On the first try of diluted White Lotus absolute (10% dilution), I was not particularly enchanted. It seemed to be rather pungent, almost like decaying matter. However, I could not put it out of my mind and kept returning to my little vial for some more. The changes this oil undergoes are remarkable! The first impression is of diving far too deep in the pond and emerging with the smell of the silt on the skin. After about 10 minutes the pungent earthy notes wash away by a clear crisp accord. It is as if one witnesses lotus blossom unfolding slowly, little by little allowing one to smell the subtle floral heart. Interestingly enough, as the oil dries down, it seems to hide its floral aspect once again and veil them by soft silt-y notes.
I would not say that lotus absolutes will please everyone. If anything, they are rather odd, the combination of mire and radiant beauty, clarity and powderiness, spice and fruit. In perfumery, both lotus and water lily are often rendered synthetically, with varying success.
In Ancient Egypt, it was the blue water lily (Nymphaea coerulea) that was most praised, even though lotus was introduced later by the Persians. Blue water lily has a sweet perfume, and in Egyptian frescos, it is often associated with the sun god, Ra. The descent of the flower under the water at dusk and its reappearance at dawn symbolized the resurrection of Osiris. The flower was used not only for its fragrant purposes, but also for the production of a favorite Egyptian drink, wine steeped with water lily flowers. This must have served as some type of narcotic, since nurpharine, nupharidine and nuciferine (all hallucinogenic and narcotic substances) are contained in water lily.
Water lily’s mysticism was not lost on Eastern European folklore, where it is regarded as mischievous, dangerous and beautiful, just like rusalki, Slavic river sprites. An image of a river bend overgrown with water lilies is an indelible memory from my Ukrainian childhood. On those rare moments when I could actually get a flower, I would keep it with me till it wilted, and the last bits of its dark green fragrance gone. The flower itself smelled enchanting—a mixture of water, river mud and roses.
Perfumes with lotus notes: Serge Lutens La Myrrhe, Hermès Un Jardin Sur Le Nil, Bvlgari Omnia, Bvlgari Omnia Crystalline, Bvlgari pour Homme, Cacharel Eden. New Cinq Monde Eau Egyptienne created by Olivia Giacobetti also contains lotus, along with rose, mint, lentiscus, incense, myrrh, papyrus, jasmine, juniper, geranium and cumin.

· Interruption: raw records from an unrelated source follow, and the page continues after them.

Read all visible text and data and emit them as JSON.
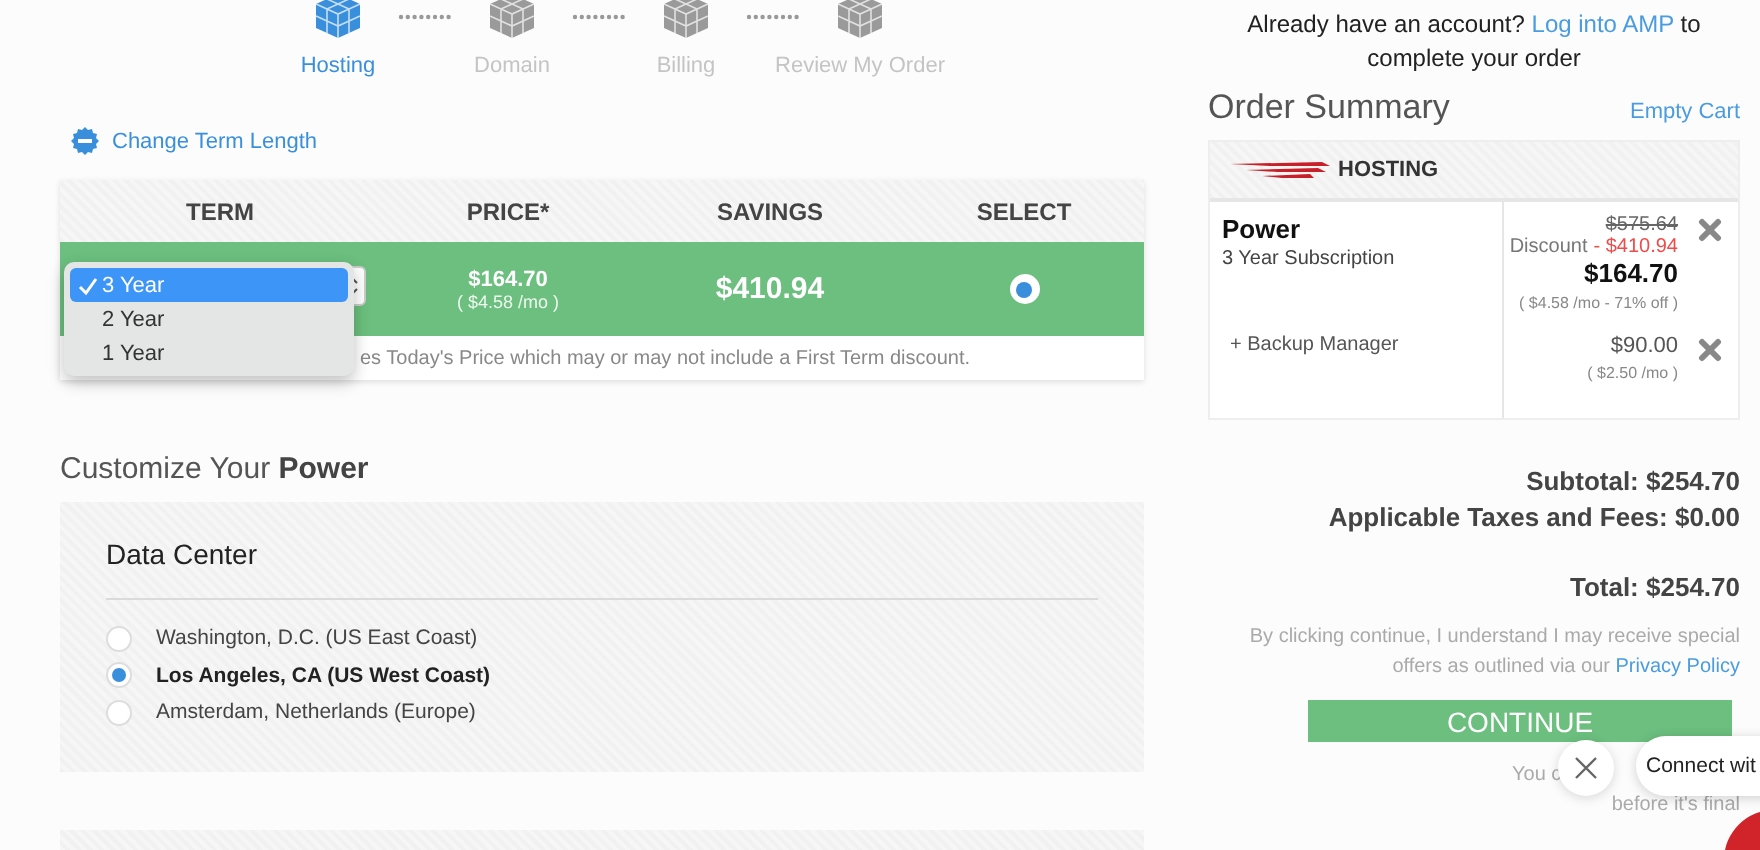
{
  "steps": [
    {
      "label": "Hosting",
      "selected": true
    },
    {
      "label": "Domain",
      "selected": false
    },
    {
      "label": "Billing",
      "selected": false
    },
    {
      "label": "Review My Order",
      "selected": false
    }
  ],
  "change_term": {
    "label": "Change Term Length"
  },
  "term_table": {
    "columns": [
      "TERM",
      "PRICE*",
      "SAVINGS",
      "SELECT"
    ],
    "rows": [
      {
        "term_options": [
          {
            "label": "3 Year",
            "selected": true
          },
          {
            "label": "2 Year",
            "selected": false
          },
          {
            "label": "1 Year",
            "selected": false
          }
        ],
        "price": "$164.70",
        "price_monthly": "( $4.58 /mo )",
        "savings": "$410.94",
        "selected": true
      }
    ],
    "note": "es Today's Price which may or may not include a First Term discount."
  },
  "customize": {
    "heading": "Customize Your **Power**",
    "panel": {
      "title": "Data Center",
      "options": [
        {
          "label": "Washington, D.C. (US East Coast)",
          "selected": false
        },
        {
          "label": "Los Angeles, CA (US West Coast)",
          "selected": true
        },
        {
          "label": "Amsterdam, Netherlands (Europe)",
          "selected": false
        }
      ]
    }
  },
  "account_prompt": {
    "text": "Already have an account?",
    "link": "Log into AMP",
    "after": "to complete your order"
  },
  "order_summary": {
    "title": "Order Summary",
    "empty_cart": "Empty Cart",
    "category": "HOSTING",
    "items": [
      {
        "kind": "product",
        "name": "Power",
        "subtitle": "3 Year Subscription",
        "original_price": "$575.64",
        "discount_label": "Discount",
        "discount": "- $410.94",
        "price": "$164.70",
        "price_note": "( $4.58 /mo - 71% off )"
      },
      {
        "kind": "addon",
        "name": "+ Backup Manager",
        "price": "$90.00",
        "price_note": "( $2.50 /mo )"
      }
    ]
  },
  "totals": {
    "subtotal": "Subtotal: $254.70",
    "taxes": "Applicable Taxes and Fees: $0.00",
    "total": "Total: $254.70"
  },
  "consent": {
    "text": "By clicking continue, I understand I may receive special offers as outlined via our",
    "link": "Privacy Policy"
  },
  "continue_button": "CONTINUE",
  "footnote": [
    "You c",
    "before it's final"
  ],
  "chat": {
    "prompt": "Connect wit"
  }
}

Perfumes with water lily notes: Ormonde Jayne Sampaquita, Osmanthus, Frangipani, Andrée Putman Préparation Parfumée, Comptoir Sud Pacifique Turquoise and Paradise, Chanel Allure, Cacharel Eden, Lancôme Ô Oui!
Poem: Rabindranath Tagore(1861-1941) is a Nobel laureate for literature, one of the greatest Indian poets and writers.
Photos: Nelumbo nucifera, from wikipedia.com
References: White Lotus Aromatics, Morris, Edwin T. 1984. Fragrance: The Story of Perfume from Cleopatra to Chanel. E.T. Morris and Co., New York.